Extracted records:
......
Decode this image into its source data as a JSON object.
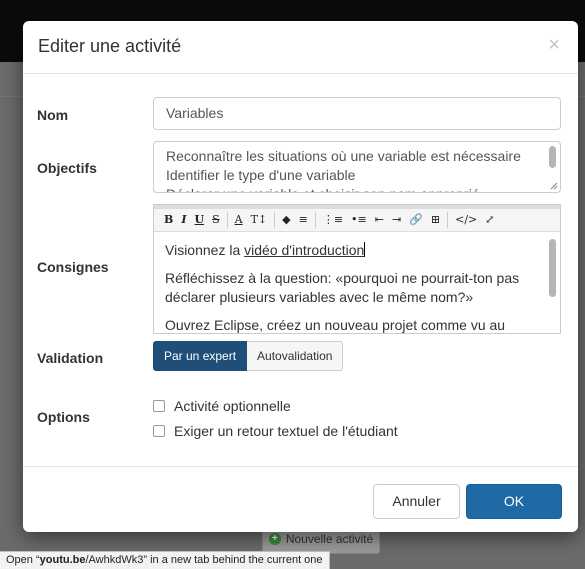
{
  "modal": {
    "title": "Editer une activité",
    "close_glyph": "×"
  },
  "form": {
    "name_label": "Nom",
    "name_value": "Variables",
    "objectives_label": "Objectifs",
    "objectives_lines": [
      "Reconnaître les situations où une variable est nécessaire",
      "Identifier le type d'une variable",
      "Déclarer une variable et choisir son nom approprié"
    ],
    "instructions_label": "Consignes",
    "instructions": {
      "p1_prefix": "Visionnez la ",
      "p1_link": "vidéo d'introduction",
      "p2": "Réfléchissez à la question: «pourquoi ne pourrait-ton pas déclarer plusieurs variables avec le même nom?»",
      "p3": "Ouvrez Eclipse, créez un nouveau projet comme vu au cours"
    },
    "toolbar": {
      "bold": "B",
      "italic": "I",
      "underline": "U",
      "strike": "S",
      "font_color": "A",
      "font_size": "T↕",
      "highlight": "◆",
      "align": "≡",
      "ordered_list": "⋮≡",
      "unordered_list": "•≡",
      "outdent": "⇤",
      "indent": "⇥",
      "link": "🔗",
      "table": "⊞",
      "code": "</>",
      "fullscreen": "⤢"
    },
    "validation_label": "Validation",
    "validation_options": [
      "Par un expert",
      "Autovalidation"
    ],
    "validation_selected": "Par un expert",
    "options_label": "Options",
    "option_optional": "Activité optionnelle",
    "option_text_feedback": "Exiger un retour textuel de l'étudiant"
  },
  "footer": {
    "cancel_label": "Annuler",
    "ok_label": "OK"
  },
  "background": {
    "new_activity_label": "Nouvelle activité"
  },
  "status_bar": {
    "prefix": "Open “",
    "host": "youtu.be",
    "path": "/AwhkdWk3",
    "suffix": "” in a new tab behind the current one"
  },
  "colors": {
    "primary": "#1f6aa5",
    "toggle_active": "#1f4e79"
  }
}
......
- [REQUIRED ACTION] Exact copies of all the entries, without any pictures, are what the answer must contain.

- [WORKED SOLUTION]
Decode this image into its source data as a JSON object.
{
  "modal": {
    "title": "Editer une activité",
    "close_glyph": "×"
  },
  "form": {
    "name_label": "Nom",
    "name_value": "Variables",
    "objectives_label": "Objectifs",
    "objectives_lines": [
      "Reconnaître les situations où une variable est nécessaire",
      "Identifier le type d'une variable",
      "Déclarer une variable et choisir son nom approprié"
    ],
    "instructions_label": "Consignes",
    "instructions": {
      "p1_prefix": "Visionnez la ",
      "p1_link": "vidéo d'introduction",
      "p2": "Réfléchissez à la question: «pourquoi ne pourrait-ton pas déclarer plusieurs variables avec le même nom?»",
      "p3": "Ouvrez Eclipse, créez un nouveau projet comme vu au cours"
    },
    "toolbar": {
      "bold": "B",
      "italic": "I",
      "underline": "U",
      "strike": "S",
      "font_color": "A",
      "font_size": "T↕",
      "highlight": "◆",
      "align": "≡",
      "ordered_list": "⋮≡",
      "unordered_list": "•≡",
      "outdent": "⇤",
      "indent": "⇥",
      "link": "🔗",
      "table": "⊞",
      "code": "</>",
      "fullscreen": "⤢"
    },
    "validation_label": "Validation",
    "validation_options": [
      "Par un expert",
      "Autovalidation"
    ],
    "validation_selected": "Par un expert",
    "options_label": "Options",
    "option_optional": "Activité optionnelle",
    "option_text_feedback": "Exiger un retour textuel de l'étudiant"
  },
  "footer": {
    "cancel_label": "Annuler",
    "ok_label": "OK"
  },
  "background": {
    "new_activity_label": "Nouvelle activité"
  },
  "status_bar": {
    "prefix": "Open “",
    "host": "youtu.be",
    "path": "/AwhkdWk3",
    "suffix": "” in a new tab behind the current one"
  },
  "colors": {
    "primary": "#1f6aa5",
    "toggle_active": "#1f4e79"
  }
}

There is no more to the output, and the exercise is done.